▶ **WHAT THE TASK ASKS**
Below is a set of records. Repeat them verbatim without the pictures.

▶ **Component data from apps and pages**
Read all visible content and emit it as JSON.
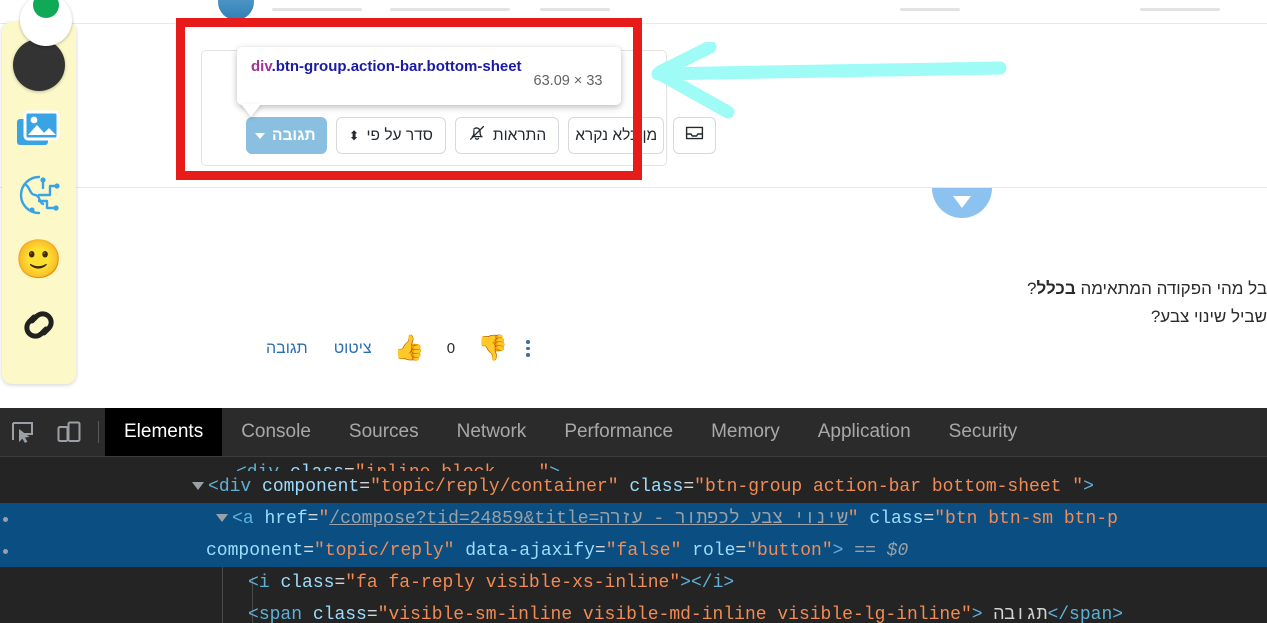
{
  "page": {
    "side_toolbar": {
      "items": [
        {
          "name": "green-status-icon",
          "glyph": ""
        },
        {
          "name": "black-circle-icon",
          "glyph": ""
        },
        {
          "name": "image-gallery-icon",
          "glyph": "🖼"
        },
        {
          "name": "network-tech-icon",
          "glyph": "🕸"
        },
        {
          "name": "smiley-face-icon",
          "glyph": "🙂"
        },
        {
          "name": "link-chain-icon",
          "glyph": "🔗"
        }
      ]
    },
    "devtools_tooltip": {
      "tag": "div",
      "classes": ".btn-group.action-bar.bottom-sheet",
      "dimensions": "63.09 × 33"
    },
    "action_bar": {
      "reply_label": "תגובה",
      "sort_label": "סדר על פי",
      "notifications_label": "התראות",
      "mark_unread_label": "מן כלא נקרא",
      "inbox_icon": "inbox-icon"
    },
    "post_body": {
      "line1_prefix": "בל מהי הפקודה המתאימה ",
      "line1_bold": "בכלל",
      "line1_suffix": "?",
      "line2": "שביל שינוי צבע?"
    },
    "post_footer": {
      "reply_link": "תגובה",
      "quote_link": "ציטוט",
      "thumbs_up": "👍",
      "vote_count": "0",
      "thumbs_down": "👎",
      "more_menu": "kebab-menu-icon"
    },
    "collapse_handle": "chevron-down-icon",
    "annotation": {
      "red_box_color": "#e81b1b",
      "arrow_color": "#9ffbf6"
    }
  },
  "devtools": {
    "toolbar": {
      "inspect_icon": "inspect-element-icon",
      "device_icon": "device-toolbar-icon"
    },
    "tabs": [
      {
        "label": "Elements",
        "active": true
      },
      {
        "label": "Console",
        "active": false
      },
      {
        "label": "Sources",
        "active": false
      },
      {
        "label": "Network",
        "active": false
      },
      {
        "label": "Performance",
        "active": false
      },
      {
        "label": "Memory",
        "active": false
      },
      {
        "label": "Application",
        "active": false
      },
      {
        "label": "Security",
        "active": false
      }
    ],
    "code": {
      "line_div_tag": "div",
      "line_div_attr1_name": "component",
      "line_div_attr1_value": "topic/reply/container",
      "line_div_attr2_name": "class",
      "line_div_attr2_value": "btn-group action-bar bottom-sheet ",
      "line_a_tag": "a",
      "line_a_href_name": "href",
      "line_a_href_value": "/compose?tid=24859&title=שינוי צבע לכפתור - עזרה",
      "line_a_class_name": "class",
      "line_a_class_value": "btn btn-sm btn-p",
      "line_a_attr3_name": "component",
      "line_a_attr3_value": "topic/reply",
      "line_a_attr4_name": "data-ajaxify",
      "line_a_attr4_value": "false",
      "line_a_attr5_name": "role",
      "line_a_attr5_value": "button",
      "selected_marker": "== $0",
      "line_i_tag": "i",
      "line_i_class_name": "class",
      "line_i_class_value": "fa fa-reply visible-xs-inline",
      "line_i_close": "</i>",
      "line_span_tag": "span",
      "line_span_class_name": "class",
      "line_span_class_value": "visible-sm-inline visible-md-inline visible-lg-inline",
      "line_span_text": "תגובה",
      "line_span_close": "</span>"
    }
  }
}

▶ **RESPONSE**
Read all visible content and emit it as JSON.
{
  "page": {
    "side_toolbar": {
      "items": [
        {
          "name": "green-status-icon",
          "glyph": ""
        },
        {
          "name": "black-circle-icon",
          "glyph": ""
        },
        {
          "name": "image-gallery-icon",
          "glyph": "🖼"
        },
        {
          "name": "network-tech-icon",
          "glyph": "🕸"
        },
        {
          "name": "smiley-face-icon",
          "glyph": "🙂"
        },
        {
          "name": "link-chain-icon",
          "glyph": "🔗"
        }
      ]
    },
    "devtools_tooltip": {
      "tag": "div",
      "classes": ".btn-group.action-bar.bottom-sheet",
      "dimensions": "63.09 × 33"
    },
    "action_bar": {
      "reply_label": "תגובה",
      "sort_label": "סדר על פי",
      "notifications_label": "התראות",
      "mark_unread_label": "מן כלא נקרא",
      "inbox_icon": "inbox-icon"
    },
    "post_body": {
      "line1_prefix": "בל מהי הפקודה המתאימה ",
      "line1_bold": "בכלל",
      "line1_suffix": "?",
      "line2": "שביל שינוי צבע?"
    },
    "post_footer": {
      "reply_link": "תגובה",
      "quote_link": "ציטוט",
      "thumbs_up": "👍",
      "vote_count": "0",
      "thumbs_down": "👎",
      "more_menu": "kebab-menu-icon"
    },
    "collapse_handle": "chevron-down-icon",
    "annotation": {
      "red_box_color": "#e81b1b",
      "arrow_color": "#9ffbf6"
    }
  },
  "devtools": {
    "toolbar": {
      "inspect_icon": "inspect-element-icon",
      "device_icon": "device-toolbar-icon"
    },
    "tabs": [
      {
        "label": "Elements",
        "active": true
      },
      {
        "label": "Console",
        "active": false
      },
      {
        "label": "Sources",
        "active": false
      },
      {
        "label": "Network",
        "active": false
      },
      {
        "label": "Performance",
        "active": false
      },
      {
        "label": "Memory",
        "active": false
      },
      {
        "label": "Application",
        "active": false
      },
      {
        "label": "Security",
        "active": false
      }
    ],
    "code": {
      "line_div_tag": "div",
      "line_div_attr1_name": "component",
      "line_div_attr1_value": "topic/reply/container",
      "line_div_attr2_name": "class",
      "line_div_attr2_value": "btn-group action-bar bottom-sheet ",
      "line_a_tag": "a",
      "line_a_href_name": "href",
      "line_a_href_value": "/compose?tid=24859&title=שינוי צבע לכפתור - עזרה",
      "line_a_class_name": "class",
      "line_a_class_value": "btn btn-sm btn-p",
      "line_a_attr3_name": "component",
      "line_a_attr3_value": "topic/reply",
      "line_a_attr4_name": "data-ajaxify",
      "line_a_attr4_value": "false",
      "line_a_attr5_name": "role",
      "line_a_attr5_value": "button",
      "selected_marker": "== $0",
      "line_i_tag": "i",
      "line_i_class_name": "class",
      "line_i_class_value": "fa fa-reply visible-xs-inline",
      "line_i_close": "</i>",
      "line_span_tag": "span",
      "line_span_class_name": "class",
      "line_span_class_value": "visible-sm-inline visible-md-inline visible-lg-inline",
      "line_span_text": "תגובה",
      "line_span_close": "</span>"
    }
  }
}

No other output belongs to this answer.